During my first years of marriage over two decades ago, I was a selfish young man. Surely to the best of my abilities, I committed my life to Debbie. Yet, I viewed marriage as the environment where my needs, agendas and dreams were to be met. When they were met, I was happy. And when they weren’t met, I was miserable.
I’ve grown up a bit in the last twenty-something years (or at least I hope so). My view of my marriage is now shaped by the future; not what what I hope to get out of the marriage, but what we anticipate our lives will be together. We both dream of growing old together, wrinkled hands entwined, thoroughly enjoying each other. We dream of doing hobbies together, working on the house together, eating out together, serving together. Truly best friends.
That future shapes our present. It’s not just something for which we hope. Rather, in some ways that future comes rushing into our present and determines how we speak and act toward each other now. The vision of that future reality sets the trajectory of our present reality so we will eventually land in that future. In theological terms, we’re experiencing “inaugurated eschatology.”
As Christ’s apprentices, that’s how we should always live our lives on an even grander scale. Through his resurrection, Jesus has released his Father’s New Creation within this present creation. St Paul states that if anyone is in Christ, the person is the New Creation (2Cor 5:17). And in another passage, he states that what truly matters is the New Creation (Gal 6:15). Finally, St John describes the ultimate future reality as the first heaven and earth giving way to the New Heaven and New Earth (Rev 21:1).
Through Scripture, we’re given glimpses of what God’s New Creation will be like. It will be the answer to Jesus’ prayer, “Your kingdom come, your will be done on earth as it is in heaven.” God’s justice will roll like a mighty river as he sets everything right. Evil will finally be vanquished and God will dwell with his people and truly be their King. Creation will be restored and God’s glory will cover the earth as the waters cover the seas. God’s humanity will be resurrected and ready to live in this new environment as modeled by Jesus’ own resurrection.

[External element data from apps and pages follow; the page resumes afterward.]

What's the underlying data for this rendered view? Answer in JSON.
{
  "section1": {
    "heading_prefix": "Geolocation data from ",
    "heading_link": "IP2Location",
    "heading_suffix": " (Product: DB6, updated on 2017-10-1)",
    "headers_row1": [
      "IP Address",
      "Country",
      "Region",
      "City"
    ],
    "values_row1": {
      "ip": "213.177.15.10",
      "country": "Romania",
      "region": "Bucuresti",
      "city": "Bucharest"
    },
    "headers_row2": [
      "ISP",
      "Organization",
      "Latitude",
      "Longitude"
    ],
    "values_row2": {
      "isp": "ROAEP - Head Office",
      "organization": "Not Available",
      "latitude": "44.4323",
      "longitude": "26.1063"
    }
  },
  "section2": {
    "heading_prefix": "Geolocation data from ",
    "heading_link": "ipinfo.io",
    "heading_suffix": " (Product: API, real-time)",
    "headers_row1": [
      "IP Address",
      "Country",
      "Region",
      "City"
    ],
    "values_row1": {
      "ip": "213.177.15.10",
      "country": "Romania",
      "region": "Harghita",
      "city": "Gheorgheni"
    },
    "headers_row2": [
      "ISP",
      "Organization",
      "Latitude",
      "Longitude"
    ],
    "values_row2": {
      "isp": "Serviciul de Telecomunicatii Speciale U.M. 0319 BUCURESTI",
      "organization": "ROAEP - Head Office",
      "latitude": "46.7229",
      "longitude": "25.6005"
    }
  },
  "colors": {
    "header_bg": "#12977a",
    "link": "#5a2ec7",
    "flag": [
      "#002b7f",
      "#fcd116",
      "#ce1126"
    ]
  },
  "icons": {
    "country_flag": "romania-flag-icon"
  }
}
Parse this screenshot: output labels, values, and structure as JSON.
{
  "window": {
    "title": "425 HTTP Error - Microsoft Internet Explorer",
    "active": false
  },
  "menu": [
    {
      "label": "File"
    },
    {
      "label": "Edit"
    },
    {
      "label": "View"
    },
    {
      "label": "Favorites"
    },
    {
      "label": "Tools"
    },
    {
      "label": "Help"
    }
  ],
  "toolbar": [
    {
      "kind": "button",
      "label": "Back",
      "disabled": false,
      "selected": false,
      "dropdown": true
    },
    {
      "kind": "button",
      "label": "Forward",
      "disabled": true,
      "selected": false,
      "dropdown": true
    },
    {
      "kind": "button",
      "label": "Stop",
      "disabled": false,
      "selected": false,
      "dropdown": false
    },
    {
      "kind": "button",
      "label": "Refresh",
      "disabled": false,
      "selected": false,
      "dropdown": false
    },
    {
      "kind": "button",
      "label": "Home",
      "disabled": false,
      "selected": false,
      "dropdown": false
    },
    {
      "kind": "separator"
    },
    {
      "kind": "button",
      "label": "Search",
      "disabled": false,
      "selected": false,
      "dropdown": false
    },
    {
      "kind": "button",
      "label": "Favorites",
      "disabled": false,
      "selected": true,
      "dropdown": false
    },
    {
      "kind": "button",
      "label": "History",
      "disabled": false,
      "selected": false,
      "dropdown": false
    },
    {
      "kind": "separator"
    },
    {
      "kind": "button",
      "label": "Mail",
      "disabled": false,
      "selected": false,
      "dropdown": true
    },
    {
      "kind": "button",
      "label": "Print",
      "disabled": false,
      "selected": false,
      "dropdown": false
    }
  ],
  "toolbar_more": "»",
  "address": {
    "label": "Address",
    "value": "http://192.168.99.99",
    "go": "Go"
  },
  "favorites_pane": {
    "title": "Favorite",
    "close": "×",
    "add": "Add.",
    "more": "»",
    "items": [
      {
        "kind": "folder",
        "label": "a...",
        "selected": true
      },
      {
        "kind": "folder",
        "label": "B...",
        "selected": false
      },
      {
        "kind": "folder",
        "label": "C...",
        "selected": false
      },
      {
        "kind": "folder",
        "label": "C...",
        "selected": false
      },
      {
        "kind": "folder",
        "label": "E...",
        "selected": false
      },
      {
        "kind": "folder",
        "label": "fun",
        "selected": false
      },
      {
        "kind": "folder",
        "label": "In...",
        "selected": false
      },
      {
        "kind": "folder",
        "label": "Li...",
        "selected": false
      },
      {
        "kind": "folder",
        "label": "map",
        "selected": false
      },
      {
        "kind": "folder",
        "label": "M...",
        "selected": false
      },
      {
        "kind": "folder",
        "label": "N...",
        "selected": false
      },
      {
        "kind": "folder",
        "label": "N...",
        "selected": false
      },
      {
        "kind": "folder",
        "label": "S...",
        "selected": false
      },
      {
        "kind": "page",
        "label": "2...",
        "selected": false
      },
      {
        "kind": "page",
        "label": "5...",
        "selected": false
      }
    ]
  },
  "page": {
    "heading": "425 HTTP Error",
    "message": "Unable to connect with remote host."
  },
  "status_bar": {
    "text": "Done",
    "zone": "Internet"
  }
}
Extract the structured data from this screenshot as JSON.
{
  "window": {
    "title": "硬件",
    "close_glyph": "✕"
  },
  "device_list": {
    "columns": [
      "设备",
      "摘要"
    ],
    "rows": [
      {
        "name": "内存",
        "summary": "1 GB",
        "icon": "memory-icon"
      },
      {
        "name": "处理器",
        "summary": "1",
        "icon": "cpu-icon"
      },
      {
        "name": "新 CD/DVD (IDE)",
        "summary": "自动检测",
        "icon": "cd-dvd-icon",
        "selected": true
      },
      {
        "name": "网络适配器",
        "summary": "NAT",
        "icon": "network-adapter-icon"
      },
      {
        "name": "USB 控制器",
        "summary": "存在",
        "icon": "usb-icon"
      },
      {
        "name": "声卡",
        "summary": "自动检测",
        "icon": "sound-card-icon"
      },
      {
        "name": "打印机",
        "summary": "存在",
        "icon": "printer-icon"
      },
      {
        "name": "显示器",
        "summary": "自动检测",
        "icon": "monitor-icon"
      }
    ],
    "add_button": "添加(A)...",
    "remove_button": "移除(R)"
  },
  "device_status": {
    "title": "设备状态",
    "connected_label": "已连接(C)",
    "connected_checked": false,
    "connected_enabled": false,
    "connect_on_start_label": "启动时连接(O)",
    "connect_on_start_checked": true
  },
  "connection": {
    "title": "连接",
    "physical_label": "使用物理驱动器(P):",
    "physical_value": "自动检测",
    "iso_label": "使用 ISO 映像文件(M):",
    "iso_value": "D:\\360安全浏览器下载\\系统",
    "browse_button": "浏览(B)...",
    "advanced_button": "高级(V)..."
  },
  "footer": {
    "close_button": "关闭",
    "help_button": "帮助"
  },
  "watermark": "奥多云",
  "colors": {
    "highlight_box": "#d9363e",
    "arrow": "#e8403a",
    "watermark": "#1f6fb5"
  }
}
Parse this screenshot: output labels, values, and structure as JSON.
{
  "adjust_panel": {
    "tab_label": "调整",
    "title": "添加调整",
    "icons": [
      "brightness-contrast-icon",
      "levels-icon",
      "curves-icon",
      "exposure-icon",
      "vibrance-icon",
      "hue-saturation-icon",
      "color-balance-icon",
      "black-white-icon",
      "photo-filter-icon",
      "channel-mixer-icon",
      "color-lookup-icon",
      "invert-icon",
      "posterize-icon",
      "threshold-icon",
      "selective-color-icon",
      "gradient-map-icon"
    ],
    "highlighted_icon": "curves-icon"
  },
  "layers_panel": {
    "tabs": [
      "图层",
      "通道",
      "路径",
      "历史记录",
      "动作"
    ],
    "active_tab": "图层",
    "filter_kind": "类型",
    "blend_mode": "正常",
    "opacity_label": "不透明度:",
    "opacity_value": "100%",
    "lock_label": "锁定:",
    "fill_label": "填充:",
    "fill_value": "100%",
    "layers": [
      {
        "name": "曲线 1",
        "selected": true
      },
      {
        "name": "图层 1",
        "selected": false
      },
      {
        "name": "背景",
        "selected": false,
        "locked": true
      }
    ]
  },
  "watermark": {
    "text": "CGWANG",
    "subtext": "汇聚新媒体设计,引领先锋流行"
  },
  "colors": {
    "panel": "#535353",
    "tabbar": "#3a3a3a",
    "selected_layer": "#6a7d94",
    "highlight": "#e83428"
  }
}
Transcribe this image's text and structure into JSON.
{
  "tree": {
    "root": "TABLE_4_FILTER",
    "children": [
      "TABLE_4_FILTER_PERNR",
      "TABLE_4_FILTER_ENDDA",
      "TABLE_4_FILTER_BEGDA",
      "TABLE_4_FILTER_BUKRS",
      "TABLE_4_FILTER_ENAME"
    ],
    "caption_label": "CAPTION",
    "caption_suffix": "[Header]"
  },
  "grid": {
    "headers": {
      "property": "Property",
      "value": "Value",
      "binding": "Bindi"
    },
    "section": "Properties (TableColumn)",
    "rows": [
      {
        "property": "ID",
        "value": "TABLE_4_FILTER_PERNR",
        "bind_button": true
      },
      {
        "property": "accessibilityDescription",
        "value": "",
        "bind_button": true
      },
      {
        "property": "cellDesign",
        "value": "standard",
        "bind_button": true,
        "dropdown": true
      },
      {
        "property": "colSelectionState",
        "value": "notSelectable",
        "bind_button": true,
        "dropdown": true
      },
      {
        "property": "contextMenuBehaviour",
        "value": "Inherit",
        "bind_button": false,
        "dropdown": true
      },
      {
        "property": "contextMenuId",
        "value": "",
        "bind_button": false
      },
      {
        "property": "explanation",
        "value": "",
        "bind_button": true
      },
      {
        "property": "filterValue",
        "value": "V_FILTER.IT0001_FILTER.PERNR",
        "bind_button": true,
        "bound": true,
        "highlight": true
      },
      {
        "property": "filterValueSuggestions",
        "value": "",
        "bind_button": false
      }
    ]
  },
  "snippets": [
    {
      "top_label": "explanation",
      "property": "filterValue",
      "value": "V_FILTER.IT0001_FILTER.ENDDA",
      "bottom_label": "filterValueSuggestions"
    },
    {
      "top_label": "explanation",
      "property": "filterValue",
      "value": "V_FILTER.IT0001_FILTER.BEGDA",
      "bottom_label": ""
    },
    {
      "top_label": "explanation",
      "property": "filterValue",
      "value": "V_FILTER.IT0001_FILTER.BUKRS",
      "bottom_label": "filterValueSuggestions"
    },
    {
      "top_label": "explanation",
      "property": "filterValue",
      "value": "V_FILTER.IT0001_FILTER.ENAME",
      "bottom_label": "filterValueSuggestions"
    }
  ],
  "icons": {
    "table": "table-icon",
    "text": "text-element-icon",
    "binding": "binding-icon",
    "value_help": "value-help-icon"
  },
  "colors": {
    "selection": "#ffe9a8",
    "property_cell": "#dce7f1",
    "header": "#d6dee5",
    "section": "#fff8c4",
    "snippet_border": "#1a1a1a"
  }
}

One can only imagine how God’s restored Creation will impact society, technology, politics, economics, business, domestic and foreign policies, environmental issues, medicine, law, education, relationships and all other facets of society.
As we view signposts in Scripture pointing toward God’s New Creation, we are challenged and compelled to embrace “inaugurated eschatology.” As the New Creation in human form, we are to let even the vaguest imaginations of God’s restored future shape our present.
While the myriad applications exceed the purpose of this post, I would like to offer one application with which I’ve been challenged. In his commentary, Hebrews for Everyone, NT Wright states:
“True gratitude both for the present world and for the world to come is the deepest and truest form of worship… When you bow down before the living God and thank him from the bottom of your heart for what he’s done and for what he will do, it is as though you are a priest in the Temple, offering the purest, most unblemished sacrifice. Only much, much more so. That is the privilege of the being a follower of Jesus the Messiah. That is the life to which our fiery God now calls us.”
Not only am I to thank God for what he’s done and is doing, but what he will do. As a I’m being restored by Christ into a Eucharistic being, my gratitude must expand to encompass what God will do. And as I learn to be genuinely thankful for God’s future, even when my personal brokenness prevents me from being ready for it myself, I’m discovering that it’s shaping me and altering my current trajectory. In other words, being thankful for what is to come is making want to be ready for what is to come and more willing to cooperate with Jesus’ transformation in my life.